> **Task brief**: Reading the records below, how many lines contain "Berkualitas"? Respond with a number and nothing else.

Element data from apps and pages
++++++++
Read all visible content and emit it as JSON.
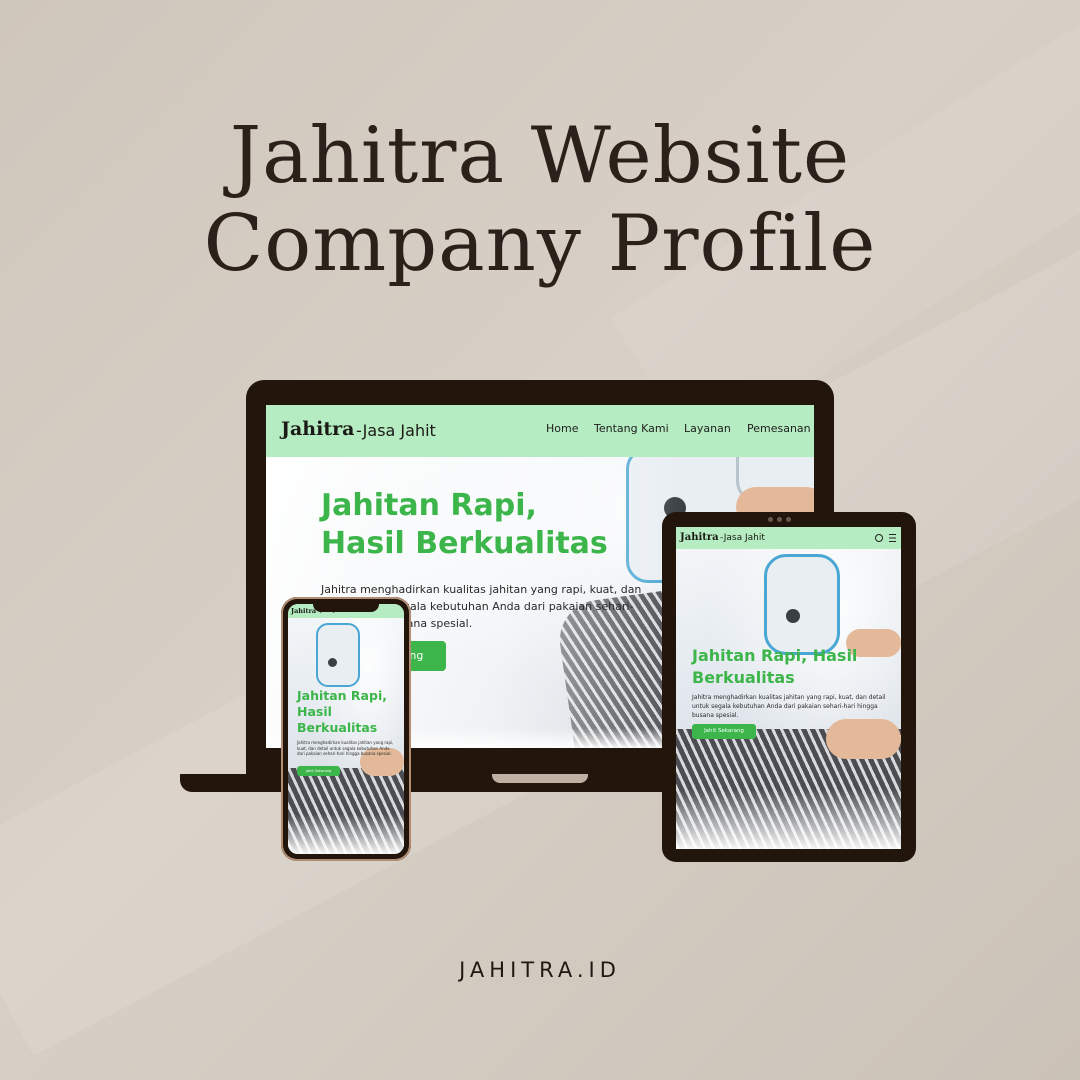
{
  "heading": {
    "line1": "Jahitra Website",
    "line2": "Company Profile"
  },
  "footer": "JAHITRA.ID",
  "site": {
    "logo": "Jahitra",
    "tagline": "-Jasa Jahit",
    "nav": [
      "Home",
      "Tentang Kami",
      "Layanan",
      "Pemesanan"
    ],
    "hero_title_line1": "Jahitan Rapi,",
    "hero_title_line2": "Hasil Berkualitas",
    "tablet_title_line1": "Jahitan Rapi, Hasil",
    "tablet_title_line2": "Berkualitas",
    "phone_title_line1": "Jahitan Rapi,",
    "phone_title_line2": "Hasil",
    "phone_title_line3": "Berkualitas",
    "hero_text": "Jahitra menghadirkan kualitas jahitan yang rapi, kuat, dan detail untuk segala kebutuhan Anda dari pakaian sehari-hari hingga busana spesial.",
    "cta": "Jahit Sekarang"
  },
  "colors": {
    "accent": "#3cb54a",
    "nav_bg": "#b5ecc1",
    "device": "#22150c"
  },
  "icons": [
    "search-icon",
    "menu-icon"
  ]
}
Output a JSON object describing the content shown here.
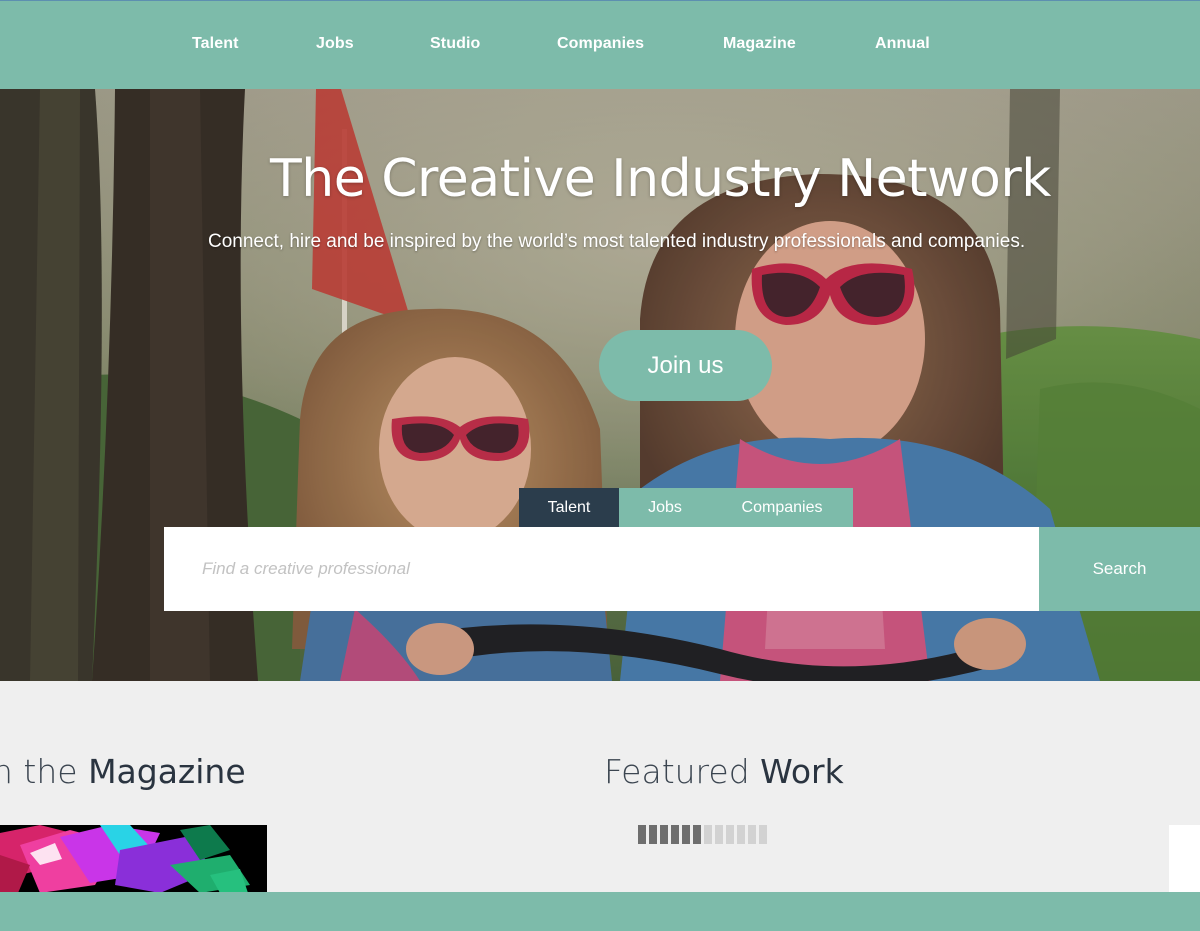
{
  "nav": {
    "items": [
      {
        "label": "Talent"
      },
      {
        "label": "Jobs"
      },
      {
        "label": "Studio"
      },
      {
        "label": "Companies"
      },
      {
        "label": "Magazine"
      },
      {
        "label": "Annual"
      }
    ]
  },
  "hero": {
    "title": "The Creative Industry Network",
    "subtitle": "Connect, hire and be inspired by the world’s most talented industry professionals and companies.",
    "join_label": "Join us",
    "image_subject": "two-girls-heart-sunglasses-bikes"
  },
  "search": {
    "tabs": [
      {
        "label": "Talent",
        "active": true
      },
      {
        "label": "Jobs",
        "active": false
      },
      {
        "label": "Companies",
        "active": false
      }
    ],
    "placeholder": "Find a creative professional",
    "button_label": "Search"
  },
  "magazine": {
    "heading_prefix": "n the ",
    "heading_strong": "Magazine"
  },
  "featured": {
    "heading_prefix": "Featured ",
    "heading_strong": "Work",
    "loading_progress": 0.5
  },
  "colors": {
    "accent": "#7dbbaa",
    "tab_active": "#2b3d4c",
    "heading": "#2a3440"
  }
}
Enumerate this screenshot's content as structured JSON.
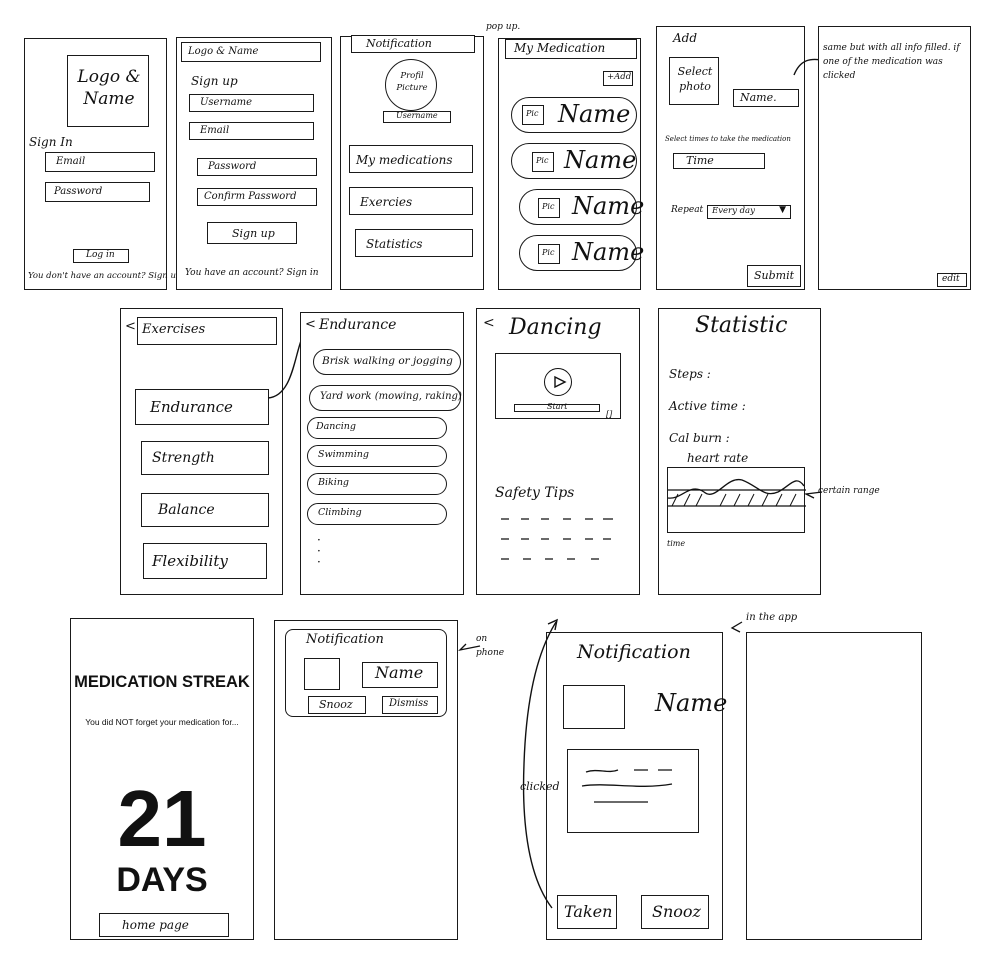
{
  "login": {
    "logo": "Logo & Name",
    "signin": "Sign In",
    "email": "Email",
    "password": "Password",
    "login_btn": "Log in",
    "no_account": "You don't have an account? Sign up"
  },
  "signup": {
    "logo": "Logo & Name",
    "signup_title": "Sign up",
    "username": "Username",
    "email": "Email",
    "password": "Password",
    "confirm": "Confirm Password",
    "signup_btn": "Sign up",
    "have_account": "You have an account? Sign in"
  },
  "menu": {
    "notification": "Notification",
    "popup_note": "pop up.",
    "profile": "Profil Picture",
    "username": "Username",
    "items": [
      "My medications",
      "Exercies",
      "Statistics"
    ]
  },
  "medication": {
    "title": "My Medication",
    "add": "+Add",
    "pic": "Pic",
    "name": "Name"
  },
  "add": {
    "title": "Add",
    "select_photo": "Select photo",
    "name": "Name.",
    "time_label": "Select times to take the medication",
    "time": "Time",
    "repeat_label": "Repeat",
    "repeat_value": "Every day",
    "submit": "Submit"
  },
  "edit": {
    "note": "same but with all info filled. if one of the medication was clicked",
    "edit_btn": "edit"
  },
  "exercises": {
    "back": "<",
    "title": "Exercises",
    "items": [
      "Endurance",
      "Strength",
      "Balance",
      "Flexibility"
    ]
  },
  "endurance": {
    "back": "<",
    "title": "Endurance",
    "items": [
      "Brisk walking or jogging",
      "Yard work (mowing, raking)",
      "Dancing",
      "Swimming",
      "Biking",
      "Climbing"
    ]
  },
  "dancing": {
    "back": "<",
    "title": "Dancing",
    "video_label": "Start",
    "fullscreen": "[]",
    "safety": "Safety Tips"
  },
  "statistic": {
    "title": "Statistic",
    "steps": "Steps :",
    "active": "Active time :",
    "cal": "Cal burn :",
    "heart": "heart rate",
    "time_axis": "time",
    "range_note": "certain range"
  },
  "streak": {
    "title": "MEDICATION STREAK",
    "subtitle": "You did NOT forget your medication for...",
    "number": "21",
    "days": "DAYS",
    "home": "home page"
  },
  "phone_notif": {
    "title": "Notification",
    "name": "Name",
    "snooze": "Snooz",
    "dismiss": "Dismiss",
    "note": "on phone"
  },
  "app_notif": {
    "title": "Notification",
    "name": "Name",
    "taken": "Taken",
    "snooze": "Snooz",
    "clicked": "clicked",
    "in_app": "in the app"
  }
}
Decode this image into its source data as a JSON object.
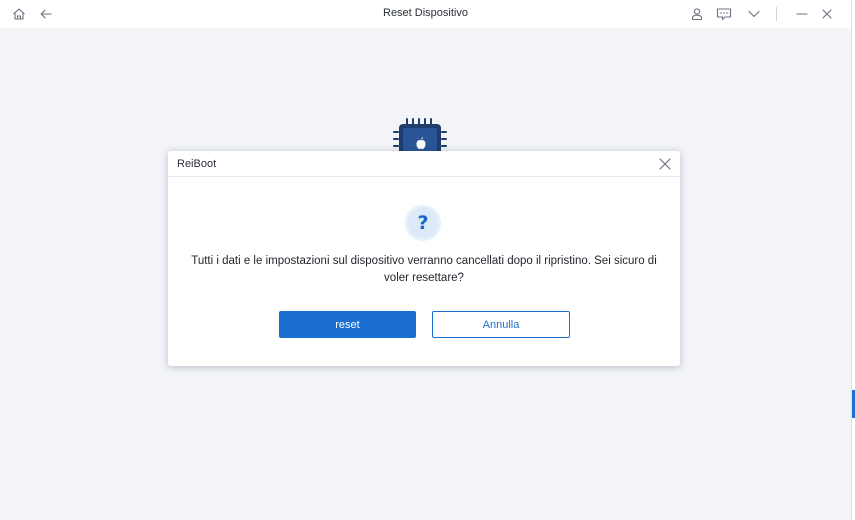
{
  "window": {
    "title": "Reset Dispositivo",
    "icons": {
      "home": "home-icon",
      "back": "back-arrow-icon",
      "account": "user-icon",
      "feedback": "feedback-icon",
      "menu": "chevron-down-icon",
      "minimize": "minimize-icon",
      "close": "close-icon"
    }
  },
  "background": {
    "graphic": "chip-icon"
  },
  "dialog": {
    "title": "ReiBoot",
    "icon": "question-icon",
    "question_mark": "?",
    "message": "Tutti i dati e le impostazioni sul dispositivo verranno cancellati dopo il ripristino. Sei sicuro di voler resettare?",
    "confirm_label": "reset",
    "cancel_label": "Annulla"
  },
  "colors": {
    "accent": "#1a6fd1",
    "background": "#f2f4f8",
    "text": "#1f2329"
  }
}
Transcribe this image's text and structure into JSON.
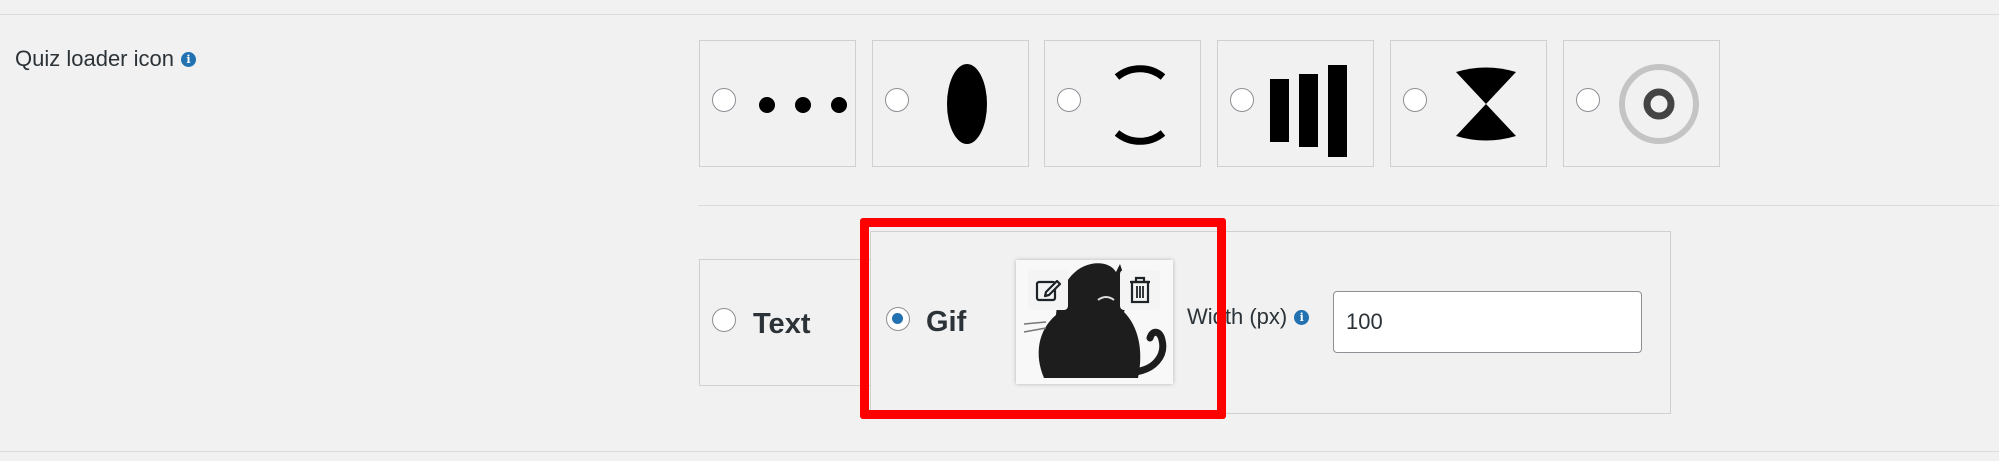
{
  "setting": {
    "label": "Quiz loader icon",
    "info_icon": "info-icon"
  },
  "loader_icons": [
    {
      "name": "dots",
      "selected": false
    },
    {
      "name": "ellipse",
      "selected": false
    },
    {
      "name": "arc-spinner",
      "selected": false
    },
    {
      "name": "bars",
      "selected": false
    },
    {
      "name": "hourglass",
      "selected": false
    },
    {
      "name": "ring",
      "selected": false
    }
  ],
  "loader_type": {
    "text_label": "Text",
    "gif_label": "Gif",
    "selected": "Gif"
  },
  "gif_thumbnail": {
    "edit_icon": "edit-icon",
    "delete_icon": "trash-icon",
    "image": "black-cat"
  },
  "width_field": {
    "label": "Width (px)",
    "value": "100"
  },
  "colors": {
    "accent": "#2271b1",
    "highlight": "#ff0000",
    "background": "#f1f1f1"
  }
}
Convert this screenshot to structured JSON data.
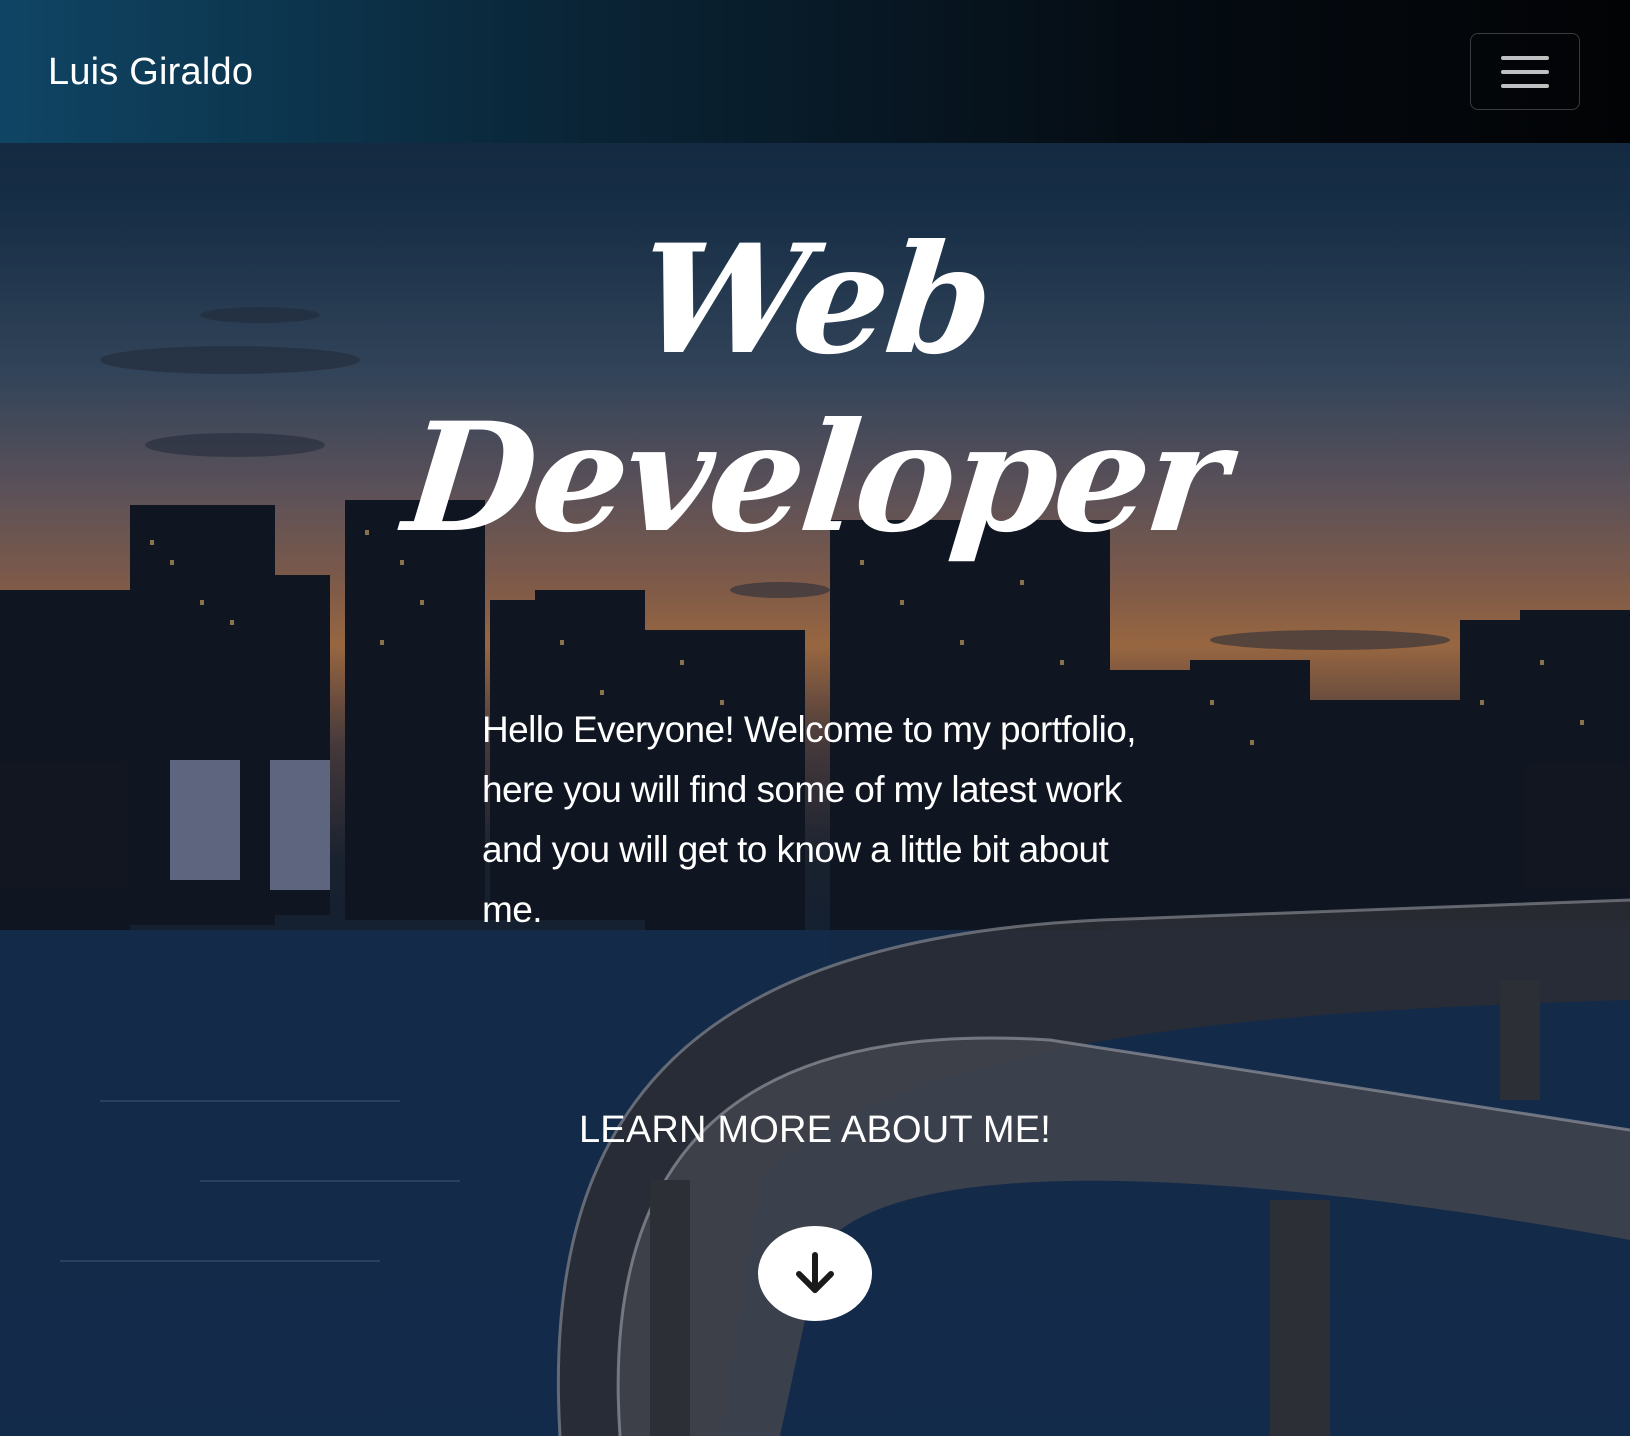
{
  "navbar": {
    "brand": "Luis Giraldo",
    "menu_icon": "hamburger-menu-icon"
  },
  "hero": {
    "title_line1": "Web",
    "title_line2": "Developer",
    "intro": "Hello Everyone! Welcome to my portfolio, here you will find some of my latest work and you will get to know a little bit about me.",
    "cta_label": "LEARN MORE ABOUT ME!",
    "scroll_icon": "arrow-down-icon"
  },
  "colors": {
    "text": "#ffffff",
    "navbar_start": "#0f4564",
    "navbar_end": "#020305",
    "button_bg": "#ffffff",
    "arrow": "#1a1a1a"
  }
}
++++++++
> **Solved problem**: 3